**What is expected:** In the listing below, how many lines hold "JSON"? Give the number only.

**Data provided:**
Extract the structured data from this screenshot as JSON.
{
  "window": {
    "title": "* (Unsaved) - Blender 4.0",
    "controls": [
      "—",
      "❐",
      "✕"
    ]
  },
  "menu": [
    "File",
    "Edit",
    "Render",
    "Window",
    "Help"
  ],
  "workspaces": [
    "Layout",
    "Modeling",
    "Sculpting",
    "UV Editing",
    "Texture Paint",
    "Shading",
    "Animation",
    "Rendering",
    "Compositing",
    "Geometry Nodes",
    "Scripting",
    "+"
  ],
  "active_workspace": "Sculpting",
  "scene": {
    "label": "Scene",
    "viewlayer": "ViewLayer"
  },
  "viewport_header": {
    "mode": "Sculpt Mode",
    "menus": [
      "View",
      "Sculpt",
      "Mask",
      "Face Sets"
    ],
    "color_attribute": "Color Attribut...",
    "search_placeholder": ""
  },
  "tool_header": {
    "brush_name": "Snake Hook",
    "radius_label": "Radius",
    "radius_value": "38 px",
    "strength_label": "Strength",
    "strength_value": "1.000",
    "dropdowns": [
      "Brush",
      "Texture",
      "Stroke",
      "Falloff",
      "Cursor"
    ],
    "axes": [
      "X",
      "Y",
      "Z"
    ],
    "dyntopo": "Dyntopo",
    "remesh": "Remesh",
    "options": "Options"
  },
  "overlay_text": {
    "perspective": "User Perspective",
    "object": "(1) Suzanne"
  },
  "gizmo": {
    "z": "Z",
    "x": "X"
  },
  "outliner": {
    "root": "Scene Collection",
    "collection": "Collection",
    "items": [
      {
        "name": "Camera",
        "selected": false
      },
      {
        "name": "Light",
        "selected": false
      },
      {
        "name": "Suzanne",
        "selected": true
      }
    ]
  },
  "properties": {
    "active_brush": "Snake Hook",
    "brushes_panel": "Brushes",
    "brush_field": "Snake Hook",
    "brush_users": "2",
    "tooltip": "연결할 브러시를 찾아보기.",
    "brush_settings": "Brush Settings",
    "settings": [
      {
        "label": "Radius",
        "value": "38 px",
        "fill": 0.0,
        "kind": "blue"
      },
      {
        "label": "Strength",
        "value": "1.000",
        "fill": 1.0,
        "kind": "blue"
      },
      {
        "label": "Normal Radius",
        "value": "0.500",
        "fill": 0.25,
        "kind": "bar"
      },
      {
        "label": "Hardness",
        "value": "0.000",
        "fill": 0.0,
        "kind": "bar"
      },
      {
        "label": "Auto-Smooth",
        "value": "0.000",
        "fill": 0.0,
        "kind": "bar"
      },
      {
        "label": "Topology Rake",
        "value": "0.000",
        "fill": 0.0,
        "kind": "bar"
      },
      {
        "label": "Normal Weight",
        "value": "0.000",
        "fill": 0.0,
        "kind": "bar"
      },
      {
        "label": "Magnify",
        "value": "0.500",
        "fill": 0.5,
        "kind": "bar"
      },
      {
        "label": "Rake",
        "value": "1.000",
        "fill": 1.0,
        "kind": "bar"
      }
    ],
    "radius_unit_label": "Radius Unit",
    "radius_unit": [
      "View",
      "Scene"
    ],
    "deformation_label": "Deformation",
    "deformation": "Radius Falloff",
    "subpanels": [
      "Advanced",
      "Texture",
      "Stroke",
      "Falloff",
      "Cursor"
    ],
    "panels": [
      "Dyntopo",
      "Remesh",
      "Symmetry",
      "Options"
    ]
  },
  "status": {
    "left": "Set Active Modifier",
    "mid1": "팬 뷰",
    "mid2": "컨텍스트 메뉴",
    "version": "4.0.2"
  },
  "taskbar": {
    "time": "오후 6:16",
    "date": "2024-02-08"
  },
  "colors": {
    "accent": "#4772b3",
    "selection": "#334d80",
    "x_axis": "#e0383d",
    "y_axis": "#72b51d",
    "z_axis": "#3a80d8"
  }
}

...

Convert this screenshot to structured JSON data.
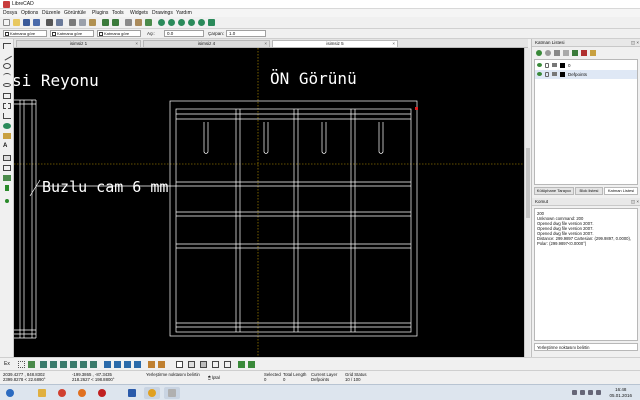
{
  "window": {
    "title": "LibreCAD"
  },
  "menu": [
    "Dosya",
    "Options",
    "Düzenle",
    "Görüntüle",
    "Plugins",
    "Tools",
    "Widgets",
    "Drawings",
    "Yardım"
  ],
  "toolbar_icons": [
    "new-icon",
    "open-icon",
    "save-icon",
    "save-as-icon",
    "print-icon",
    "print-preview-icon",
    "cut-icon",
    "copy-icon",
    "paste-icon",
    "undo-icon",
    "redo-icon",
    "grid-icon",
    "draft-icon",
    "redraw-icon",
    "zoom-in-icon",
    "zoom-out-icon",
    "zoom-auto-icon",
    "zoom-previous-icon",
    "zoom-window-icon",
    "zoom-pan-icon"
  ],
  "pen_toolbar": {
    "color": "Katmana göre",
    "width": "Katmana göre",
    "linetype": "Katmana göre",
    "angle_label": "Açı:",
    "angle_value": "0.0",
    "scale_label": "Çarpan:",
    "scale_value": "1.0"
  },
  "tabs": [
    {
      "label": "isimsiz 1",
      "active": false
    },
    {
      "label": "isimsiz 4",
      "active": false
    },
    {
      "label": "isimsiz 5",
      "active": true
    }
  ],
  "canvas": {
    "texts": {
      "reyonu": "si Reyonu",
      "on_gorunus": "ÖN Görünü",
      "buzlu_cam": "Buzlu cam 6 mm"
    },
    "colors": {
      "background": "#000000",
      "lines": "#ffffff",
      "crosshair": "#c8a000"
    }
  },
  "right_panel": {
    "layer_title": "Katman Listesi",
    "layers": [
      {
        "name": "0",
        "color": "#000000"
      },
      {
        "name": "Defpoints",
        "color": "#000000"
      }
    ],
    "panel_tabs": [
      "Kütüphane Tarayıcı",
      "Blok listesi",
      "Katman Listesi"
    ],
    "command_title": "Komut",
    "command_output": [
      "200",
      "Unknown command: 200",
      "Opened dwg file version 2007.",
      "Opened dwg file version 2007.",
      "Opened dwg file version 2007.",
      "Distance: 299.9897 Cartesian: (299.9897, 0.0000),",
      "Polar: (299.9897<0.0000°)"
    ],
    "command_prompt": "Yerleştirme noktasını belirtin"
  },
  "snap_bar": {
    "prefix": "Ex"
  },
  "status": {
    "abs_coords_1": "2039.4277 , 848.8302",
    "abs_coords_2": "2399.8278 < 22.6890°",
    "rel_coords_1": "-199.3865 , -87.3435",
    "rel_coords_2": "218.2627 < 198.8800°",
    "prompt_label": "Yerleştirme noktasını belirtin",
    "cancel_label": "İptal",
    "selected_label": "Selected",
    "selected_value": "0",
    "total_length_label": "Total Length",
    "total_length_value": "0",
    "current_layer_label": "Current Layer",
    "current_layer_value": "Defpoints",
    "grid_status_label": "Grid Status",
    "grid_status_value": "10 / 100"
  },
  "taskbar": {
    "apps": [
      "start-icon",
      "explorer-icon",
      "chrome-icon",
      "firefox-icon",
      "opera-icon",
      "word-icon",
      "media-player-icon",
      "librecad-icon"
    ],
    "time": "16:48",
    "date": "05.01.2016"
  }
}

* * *

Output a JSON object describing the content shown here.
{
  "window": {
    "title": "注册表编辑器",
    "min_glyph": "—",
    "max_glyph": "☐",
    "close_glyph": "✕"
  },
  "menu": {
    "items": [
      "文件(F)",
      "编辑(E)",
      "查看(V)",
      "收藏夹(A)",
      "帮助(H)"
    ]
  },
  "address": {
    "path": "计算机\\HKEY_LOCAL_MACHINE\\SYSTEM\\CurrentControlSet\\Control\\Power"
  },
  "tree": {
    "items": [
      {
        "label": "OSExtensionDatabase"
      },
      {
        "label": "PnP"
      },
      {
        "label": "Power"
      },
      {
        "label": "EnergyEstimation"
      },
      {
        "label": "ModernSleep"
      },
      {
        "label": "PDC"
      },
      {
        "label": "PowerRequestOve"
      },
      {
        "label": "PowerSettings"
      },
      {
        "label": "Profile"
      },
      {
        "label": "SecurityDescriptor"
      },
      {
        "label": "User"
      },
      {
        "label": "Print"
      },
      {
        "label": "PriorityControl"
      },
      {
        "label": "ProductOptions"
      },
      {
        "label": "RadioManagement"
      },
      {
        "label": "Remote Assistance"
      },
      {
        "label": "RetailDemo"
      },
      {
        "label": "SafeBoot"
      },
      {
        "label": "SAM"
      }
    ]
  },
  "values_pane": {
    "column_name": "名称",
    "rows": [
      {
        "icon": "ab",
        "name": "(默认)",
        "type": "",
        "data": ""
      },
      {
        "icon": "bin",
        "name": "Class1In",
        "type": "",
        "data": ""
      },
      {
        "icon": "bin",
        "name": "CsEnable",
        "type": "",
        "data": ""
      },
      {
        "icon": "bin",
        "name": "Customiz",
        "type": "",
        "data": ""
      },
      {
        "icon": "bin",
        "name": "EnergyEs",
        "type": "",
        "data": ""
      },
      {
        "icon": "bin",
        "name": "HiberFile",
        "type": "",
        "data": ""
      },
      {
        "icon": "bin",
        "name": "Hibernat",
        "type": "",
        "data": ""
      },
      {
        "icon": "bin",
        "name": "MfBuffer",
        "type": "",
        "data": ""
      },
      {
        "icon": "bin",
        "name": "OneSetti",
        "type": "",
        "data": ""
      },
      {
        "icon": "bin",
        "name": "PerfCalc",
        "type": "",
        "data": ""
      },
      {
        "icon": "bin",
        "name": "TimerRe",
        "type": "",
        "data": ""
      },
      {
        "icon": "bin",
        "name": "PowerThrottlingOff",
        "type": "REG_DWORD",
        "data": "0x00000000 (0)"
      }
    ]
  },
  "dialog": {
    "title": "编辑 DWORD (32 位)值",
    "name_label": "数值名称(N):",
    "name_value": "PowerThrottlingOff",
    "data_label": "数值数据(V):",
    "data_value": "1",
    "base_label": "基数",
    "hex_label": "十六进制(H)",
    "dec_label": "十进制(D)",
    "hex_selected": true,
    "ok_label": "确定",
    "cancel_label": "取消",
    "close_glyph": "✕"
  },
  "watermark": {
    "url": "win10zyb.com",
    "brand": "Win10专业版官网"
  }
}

**Task result:** 3